Although medical malpractice suits against the VA are often complicated by the specialized requirements under the Federal Torts Claims Act or the unique rules for medical malpractice actions pursuant to Georgia state law, sometimes the issue holding a case back is simply the theory of liability, the evidence provided, or failing to proactively litigate. These more commonplace issues are at the center of the U.S. District Court for the Northern District of Georgia’s recent opinion in Stidham v. U.S., which involved the alleged failure of the VA to provide a patient with a necessary medical apparatus within a reasonable period of time.
As alluded to above, the plaintiff in the case was a patient at the VA Medical Center in Atlanta. The plaintiff had gone to the VA for medical care, and during the course of that care he was informed by a nurse practitioner employed at the VA that he would need to wear a knee brace. Although he was required to wear a knee brace and his prescription for the brace was made on July 16, 2010, the plaintiff claims that he did not receive the brace for nearly a year. He avers he received the brace on June 6, 2011. The VA refutes these facts and claims instead that the prescription was actually for three different braces, two of which the plaintiff received at the time and the third which was not in stock at the VA at the time the plaintiff received his prescription. However, the VA maintains that the third brace was mailed to the plaintiff on August 10, 2010, slightly less than a month after he received the prescription. The plaintiff then brought a medical malpractice action against the VA, alleging that the delay in delivery of the knee brace was unreasonable.
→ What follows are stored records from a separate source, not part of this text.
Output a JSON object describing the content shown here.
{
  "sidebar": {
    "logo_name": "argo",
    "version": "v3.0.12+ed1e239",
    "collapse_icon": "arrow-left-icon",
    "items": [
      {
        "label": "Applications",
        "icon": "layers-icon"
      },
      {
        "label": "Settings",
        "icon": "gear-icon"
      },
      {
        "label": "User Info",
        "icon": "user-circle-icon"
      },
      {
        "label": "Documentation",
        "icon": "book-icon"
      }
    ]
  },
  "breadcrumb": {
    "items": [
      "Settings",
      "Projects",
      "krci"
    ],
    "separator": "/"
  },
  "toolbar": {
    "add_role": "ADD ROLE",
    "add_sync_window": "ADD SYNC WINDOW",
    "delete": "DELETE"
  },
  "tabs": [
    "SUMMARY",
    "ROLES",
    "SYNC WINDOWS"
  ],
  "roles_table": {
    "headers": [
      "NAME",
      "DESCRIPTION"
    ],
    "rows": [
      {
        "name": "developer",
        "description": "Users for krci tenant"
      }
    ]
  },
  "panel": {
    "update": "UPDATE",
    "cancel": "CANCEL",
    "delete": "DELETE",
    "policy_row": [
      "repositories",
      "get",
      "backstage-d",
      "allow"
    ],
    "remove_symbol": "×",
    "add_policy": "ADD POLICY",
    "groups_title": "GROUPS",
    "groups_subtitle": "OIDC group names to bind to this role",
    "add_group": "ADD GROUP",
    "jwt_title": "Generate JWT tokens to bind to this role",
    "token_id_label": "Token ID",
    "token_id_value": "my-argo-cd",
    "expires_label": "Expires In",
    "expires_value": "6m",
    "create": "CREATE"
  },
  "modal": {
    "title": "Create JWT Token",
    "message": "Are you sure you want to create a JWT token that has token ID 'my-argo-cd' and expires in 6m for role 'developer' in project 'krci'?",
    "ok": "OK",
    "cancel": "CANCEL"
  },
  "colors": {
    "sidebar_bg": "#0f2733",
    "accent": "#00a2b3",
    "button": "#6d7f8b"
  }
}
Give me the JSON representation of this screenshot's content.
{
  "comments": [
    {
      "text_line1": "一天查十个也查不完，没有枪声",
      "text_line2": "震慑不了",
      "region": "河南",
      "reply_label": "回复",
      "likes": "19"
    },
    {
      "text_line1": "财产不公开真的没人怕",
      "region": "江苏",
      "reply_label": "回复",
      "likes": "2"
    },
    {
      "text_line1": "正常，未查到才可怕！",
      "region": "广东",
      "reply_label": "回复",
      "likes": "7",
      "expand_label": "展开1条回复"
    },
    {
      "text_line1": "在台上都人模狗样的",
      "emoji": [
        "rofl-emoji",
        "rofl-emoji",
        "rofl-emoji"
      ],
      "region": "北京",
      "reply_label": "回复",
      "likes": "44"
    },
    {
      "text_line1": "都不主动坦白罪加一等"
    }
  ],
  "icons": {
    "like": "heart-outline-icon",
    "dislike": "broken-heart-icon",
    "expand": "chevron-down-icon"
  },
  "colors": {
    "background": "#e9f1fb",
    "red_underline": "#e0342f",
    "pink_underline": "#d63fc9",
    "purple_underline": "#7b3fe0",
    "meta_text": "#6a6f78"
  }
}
Following some discovery, the VA made a motion for summary judgment, to which the plaintiff did not respond, submit a statement of material facts, or provide opposing expert testimony.